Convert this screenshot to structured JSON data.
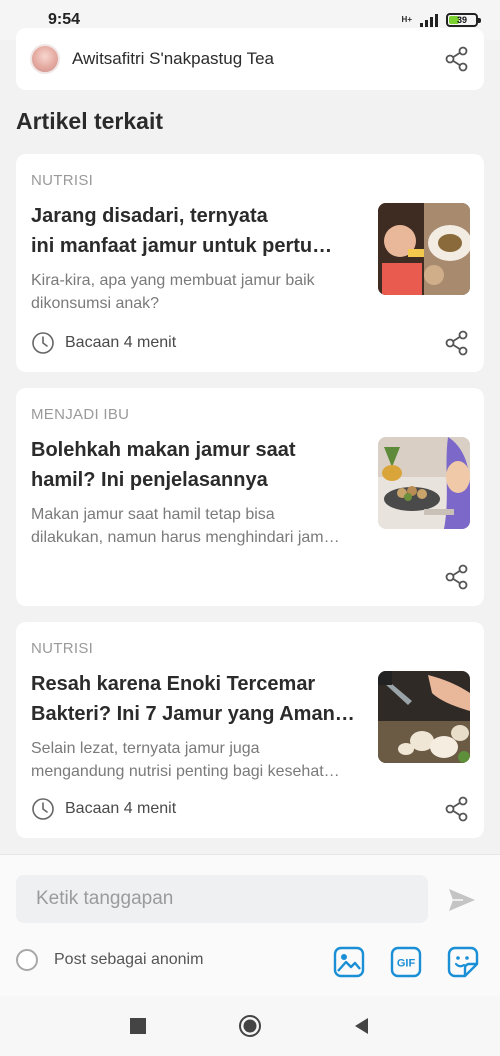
{
  "status_bar": {
    "time": "9:54",
    "network": "H+",
    "battery_level": "39"
  },
  "author": {
    "name": "Awitsafitri S'nakpastug Tea"
  },
  "section": {
    "title": "Artikel terkait"
  },
  "articles": [
    {
      "category": "NUTRISI",
      "title_line1": "Jarang disadari, ternyata",
      "title_line2": "ini manfaat jamur untuk pertu…",
      "desc_line1": "Kira-kira, apa yang membuat jamur baik",
      "desc_line2": "dikonsumsi anak?",
      "read_time": "Bacaan 4 menit",
      "thumb_icon": "child-eating-mushroom-photo"
    },
    {
      "category": "MENJADI IBU",
      "title_line1": "Bolehkah makan jamur saat",
      "title_line2": "hamil? Ini penjelasannya",
      "desc_line1": "Makan jamur saat hamil tetap bisa",
      "desc_line2": "dilakukan, namun harus menghindari jam…",
      "read_time": "",
      "thumb_icon": "pregnant-woman-mushroom-dish-photo"
    },
    {
      "category": "NUTRISI",
      "title_line1": "Resah karena Enoki Tercemar",
      "title_line2": "Bakteri? Ini 7 Jamur yang Aman…",
      "desc_line1": "Selain lezat, ternyata jamur juga",
      "desc_line2": "mengandung nutrisi penting bagi kesehat…",
      "read_time": "Bacaan 4 menit",
      "thumb_icon": "cutting-mushrooms-photo"
    }
  ],
  "comment": {
    "placeholder": "Ketik tanggapan",
    "anon_label": "Post sebagai anonim"
  },
  "media_buttons": {
    "image_icon": "image-icon",
    "gif_label": "GIF",
    "sticker_icon": "sticker-icon"
  },
  "colors": {
    "accent_blue": "#1a8fd6",
    "battery_green": "#7ad12f"
  }
}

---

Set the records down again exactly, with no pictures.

SOLUTION FOR THIS TASK:
Convert this screenshot to structured JSON data.
{
  "status_bar": {
    "time": "9:54",
    "network": "H+",
    "battery_level": "39"
  },
  "author": {
    "name": "Awitsafitri S'nakpastug Tea"
  },
  "section": {
    "title": "Artikel terkait"
  },
  "articles": [
    {
      "category": "NUTRISI",
      "title_line1": "Jarang disadari, ternyata",
      "title_line2": "ini manfaat jamur untuk pertu…",
      "desc_line1": "Kira-kira, apa yang membuat jamur baik",
      "desc_line2": "dikonsumsi anak?",
      "read_time": "Bacaan 4 menit",
      "thumb_icon": "child-eating-mushroom-photo"
    },
    {
      "category": "MENJADI IBU",
      "title_line1": "Bolehkah makan jamur saat",
      "title_line2": "hamil? Ini penjelasannya",
      "desc_line1": "Makan jamur saat hamil tetap bisa",
      "desc_line2": "dilakukan, namun harus menghindari jam…",
      "read_time": "",
      "thumb_icon": "pregnant-woman-mushroom-dish-photo"
    },
    {
      "category": "NUTRISI",
      "title_line1": "Resah karena Enoki Tercemar",
      "title_line2": "Bakteri? Ini 7 Jamur yang Aman…",
      "desc_line1": "Selain lezat, ternyata jamur juga",
      "desc_line2": "mengandung nutrisi penting bagi kesehat…",
      "read_time": "Bacaan 4 menit",
      "thumb_icon": "cutting-mushrooms-photo"
    }
  ],
  "comment": {
    "placeholder": "Ketik tanggapan",
    "anon_label": "Post sebagai anonim"
  },
  "media_buttons": {
    "image_icon": "image-icon",
    "gif_label": "GIF",
    "sticker_icon": "sticker-icon"
  },
  "colors": {
    "accent_blue": "#1a8fd6",
    "battery_green": "#7ad12f"
  }
}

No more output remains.